Self-help today is a multi-billion-dollar global industry, one often seen as a by-product of neoliberalism and capitalism. Far from being a recent phenomenon, however, the practice of self-improvement has a long and rich history, extending all the way back to ancient China. For millennia, philosophers, sages, and theologians have reflected on the good life and devised strategies on how to achieve it.

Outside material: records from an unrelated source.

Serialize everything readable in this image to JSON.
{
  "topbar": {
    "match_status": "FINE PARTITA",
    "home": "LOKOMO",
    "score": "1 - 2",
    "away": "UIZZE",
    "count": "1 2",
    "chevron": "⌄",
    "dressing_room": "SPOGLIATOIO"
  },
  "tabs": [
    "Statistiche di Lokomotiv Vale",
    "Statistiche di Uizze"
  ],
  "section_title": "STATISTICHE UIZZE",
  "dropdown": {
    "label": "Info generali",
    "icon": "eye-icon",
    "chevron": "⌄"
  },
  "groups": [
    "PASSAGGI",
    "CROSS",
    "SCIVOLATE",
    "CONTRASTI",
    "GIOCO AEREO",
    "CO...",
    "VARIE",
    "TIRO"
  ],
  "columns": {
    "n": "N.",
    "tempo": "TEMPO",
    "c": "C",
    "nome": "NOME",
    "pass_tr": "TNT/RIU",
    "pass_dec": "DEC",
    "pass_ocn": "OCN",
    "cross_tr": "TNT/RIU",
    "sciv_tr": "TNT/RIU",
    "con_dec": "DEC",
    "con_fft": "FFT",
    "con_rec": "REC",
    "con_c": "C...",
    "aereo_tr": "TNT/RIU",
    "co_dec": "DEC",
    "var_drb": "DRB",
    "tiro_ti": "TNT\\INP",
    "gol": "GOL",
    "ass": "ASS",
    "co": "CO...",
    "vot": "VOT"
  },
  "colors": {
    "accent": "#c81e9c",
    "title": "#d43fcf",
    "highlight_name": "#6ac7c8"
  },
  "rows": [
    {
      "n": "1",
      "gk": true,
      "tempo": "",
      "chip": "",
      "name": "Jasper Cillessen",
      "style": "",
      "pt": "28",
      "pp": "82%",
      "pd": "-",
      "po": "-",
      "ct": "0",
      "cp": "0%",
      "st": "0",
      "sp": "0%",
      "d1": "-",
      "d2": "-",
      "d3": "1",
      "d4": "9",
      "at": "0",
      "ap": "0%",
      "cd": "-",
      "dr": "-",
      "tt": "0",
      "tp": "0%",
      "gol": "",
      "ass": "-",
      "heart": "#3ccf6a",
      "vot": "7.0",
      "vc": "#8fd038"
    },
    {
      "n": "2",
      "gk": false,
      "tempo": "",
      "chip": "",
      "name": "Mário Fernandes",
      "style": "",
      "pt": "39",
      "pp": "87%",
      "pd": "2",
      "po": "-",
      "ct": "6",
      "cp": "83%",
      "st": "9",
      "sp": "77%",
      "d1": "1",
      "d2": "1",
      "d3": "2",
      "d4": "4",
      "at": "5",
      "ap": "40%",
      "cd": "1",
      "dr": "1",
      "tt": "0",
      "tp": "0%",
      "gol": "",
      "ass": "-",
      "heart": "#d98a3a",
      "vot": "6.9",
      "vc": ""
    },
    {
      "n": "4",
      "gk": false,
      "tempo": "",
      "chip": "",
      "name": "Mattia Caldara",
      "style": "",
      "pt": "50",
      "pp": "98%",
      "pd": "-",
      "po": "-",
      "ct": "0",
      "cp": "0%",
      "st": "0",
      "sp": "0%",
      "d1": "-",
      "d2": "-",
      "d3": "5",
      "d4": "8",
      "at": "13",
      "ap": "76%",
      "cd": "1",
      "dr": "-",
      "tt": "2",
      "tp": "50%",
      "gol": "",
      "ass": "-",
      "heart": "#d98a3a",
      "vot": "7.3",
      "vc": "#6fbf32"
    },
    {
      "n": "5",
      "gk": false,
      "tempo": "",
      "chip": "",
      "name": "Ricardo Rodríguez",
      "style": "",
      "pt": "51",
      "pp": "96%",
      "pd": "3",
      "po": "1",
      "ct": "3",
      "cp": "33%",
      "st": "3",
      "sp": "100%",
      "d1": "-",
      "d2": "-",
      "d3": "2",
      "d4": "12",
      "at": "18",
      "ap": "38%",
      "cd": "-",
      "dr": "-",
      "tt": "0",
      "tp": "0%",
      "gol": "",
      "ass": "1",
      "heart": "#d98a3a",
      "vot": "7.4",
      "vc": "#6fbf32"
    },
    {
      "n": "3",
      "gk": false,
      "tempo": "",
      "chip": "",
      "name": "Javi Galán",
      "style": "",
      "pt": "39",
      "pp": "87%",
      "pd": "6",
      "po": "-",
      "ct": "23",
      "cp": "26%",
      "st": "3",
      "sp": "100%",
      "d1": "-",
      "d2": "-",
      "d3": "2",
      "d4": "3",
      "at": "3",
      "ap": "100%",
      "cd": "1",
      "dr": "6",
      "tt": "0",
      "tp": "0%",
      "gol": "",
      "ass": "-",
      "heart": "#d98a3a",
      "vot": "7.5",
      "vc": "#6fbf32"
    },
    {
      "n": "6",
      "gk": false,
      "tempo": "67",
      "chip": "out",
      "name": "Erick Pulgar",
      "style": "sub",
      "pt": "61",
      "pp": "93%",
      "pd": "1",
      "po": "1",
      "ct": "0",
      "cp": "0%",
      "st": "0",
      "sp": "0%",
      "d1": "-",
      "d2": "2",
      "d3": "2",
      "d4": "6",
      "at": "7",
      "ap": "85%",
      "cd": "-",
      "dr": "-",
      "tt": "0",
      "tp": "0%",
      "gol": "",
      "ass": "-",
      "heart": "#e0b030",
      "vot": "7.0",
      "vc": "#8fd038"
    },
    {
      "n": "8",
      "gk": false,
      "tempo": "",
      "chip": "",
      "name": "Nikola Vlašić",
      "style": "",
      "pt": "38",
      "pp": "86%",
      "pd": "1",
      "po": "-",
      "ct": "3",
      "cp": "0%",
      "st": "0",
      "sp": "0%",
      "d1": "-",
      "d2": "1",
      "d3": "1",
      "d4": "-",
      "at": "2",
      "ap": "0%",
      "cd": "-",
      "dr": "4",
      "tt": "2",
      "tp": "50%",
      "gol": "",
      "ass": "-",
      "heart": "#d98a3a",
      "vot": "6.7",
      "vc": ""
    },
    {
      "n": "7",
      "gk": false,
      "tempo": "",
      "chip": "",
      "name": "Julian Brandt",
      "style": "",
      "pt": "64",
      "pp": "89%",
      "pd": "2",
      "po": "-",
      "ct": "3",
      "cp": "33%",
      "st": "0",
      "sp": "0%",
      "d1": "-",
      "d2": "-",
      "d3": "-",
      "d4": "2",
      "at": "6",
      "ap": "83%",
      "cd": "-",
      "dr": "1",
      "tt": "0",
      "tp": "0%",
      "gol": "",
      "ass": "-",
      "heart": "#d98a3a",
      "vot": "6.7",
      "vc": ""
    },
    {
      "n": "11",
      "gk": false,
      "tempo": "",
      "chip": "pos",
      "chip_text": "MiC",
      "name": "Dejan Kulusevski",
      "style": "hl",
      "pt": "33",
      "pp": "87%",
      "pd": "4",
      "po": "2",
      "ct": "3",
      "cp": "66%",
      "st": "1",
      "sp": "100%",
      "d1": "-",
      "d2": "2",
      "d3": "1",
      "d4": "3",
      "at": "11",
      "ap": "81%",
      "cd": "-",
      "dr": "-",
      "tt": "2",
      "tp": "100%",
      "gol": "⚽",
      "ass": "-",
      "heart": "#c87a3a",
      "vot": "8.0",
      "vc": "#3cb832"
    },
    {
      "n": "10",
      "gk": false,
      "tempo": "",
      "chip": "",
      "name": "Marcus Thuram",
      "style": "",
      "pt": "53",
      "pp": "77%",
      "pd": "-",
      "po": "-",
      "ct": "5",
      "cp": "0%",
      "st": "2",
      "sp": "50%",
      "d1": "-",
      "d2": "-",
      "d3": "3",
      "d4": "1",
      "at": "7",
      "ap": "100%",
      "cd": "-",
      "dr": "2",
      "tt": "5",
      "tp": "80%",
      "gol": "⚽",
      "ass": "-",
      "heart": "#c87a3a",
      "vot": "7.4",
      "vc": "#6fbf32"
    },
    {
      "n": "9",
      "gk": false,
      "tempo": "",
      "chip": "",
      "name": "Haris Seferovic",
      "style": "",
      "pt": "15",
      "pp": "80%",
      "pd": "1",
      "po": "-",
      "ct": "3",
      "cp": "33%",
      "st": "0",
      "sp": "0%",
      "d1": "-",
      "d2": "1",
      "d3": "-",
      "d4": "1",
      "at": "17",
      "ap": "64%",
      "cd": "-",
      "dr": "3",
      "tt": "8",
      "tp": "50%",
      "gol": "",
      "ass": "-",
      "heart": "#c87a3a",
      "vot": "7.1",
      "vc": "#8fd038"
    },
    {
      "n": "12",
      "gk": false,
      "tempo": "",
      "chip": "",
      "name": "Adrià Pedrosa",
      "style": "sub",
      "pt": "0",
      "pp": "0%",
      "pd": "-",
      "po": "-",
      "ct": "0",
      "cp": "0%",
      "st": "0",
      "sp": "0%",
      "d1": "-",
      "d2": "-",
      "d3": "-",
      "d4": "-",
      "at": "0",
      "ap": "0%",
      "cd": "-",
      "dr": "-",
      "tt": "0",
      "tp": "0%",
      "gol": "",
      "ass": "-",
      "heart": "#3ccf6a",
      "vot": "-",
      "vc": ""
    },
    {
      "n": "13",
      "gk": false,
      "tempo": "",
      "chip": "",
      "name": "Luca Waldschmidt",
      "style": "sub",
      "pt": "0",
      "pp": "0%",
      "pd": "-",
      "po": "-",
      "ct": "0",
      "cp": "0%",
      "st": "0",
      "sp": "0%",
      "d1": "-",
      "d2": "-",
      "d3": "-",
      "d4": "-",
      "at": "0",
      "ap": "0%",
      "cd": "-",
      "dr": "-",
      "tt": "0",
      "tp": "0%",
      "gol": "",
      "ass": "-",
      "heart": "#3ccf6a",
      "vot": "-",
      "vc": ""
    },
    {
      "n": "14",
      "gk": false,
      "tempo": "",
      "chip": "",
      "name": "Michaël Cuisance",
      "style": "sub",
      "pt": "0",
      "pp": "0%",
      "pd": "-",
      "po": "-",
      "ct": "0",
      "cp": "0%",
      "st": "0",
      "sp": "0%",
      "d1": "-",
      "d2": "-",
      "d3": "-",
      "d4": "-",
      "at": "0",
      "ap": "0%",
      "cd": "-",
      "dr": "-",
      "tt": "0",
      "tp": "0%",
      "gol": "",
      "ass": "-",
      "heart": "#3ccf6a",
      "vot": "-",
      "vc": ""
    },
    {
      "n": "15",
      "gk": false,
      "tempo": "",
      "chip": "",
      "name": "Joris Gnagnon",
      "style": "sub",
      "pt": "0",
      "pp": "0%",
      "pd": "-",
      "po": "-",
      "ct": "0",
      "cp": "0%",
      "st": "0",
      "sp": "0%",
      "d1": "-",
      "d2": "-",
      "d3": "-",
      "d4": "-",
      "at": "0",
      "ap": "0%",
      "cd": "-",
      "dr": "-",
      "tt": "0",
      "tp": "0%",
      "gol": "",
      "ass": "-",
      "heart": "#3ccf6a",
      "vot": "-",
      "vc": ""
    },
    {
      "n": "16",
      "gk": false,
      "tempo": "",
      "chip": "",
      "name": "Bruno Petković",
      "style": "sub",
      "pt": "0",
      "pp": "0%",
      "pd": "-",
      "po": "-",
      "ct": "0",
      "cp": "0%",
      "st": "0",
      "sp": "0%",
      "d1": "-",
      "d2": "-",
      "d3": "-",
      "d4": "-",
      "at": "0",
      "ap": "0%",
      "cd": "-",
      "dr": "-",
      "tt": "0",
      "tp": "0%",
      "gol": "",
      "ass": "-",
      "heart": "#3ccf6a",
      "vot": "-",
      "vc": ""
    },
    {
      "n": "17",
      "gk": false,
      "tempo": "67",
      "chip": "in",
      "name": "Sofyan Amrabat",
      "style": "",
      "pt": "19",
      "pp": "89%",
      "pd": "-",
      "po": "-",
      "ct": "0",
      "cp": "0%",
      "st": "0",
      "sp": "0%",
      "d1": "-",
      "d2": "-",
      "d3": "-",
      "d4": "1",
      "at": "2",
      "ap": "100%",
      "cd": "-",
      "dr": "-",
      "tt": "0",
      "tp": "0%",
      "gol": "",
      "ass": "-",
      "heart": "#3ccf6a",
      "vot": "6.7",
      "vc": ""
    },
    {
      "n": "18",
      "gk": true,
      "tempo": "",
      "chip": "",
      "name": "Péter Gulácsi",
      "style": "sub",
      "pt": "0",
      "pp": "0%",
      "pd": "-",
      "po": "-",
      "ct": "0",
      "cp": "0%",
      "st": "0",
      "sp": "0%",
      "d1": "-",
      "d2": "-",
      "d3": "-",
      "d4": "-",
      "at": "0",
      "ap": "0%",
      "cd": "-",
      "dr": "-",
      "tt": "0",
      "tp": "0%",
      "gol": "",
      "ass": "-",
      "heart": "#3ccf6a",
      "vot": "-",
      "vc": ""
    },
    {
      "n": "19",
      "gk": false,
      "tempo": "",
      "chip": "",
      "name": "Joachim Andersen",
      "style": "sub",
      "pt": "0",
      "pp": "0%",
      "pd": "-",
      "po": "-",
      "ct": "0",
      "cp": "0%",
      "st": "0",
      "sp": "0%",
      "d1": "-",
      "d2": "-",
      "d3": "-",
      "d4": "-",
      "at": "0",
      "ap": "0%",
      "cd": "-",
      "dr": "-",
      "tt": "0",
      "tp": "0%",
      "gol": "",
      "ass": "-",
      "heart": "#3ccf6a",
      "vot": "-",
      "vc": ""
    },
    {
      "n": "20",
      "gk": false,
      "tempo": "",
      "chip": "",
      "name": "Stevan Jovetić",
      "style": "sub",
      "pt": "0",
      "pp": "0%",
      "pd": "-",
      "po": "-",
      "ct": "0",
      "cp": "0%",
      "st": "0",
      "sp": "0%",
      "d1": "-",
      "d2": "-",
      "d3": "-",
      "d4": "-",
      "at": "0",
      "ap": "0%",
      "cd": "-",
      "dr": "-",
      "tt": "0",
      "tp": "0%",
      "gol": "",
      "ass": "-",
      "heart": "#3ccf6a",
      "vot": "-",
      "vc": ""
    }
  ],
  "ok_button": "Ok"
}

Focusing on ten core ideas of self-improvement that run through the world’s advice literature, Anna Katharina Schaffner reveals the ways they have evolved across cultures and historical eras, and why they continue to resonate with us today. Reminding us that there is much to learn from looking at time-honed models, Schaffner also examines the ways that self-improvement practices provide powerful barometers of the values, anxieties, and aspirations that preoccupy us at particular moments in time and expose basic assumptions about our purpose and nature.
“Schaffner finds more in contemporary self-improvement literature to admire than criticize...Picking out these genealogies lies at the heart of Schaffner’s revelatory book.”—Kathryn Hughes, Times Literary Supplement
"In a world where cynicism is too easy and 'self-help' can be pejorative, this erudite historical analysis is truly precious, affirming the intellectual dignity of the human desire to become better versions of ourselves.”—Jonathan Rowson, author of The Moves That Matter: A Chess Grandmaster on the Game of Life
“Through her keen and sensitive reading of everything from Lao Tzu to Frozen, Schaffner demonstrates that the heart of human wisdom is the faith that we can improve. This book is erudite, engaging, and elegant—a wonderful read.”—Jonathan Malesic, author of The End of Burnout
“With astonishing and entertaining excerpts from the literatures of self-improvement and virtue from Western and Eastern systems of philosophy, and with fine pacing throughout, this book is a formidable contribution to the literature on self-improvement practices. The breadth and depth of the research is staggering.”—Micki McGee, Fordham University
“This book is informative, comprehensive, and entertaining; while including history and research, Schaffner adds terrific interpretations of Disney and Nietzsche! It’s a necessary book for our Zeitgeist, adding ‘why’ and ‘how’ to Rilke’s poetic line: ‘You must change your life.’”—Scott Haas, author of Why Be Happy?: The Japanese Way of Acceptance
“With remarkable range, this fascinating book brings alive new worlds of self-relations. It is inspiring both academically and personally.”—Greta Wagner, Technical University of Darmstadt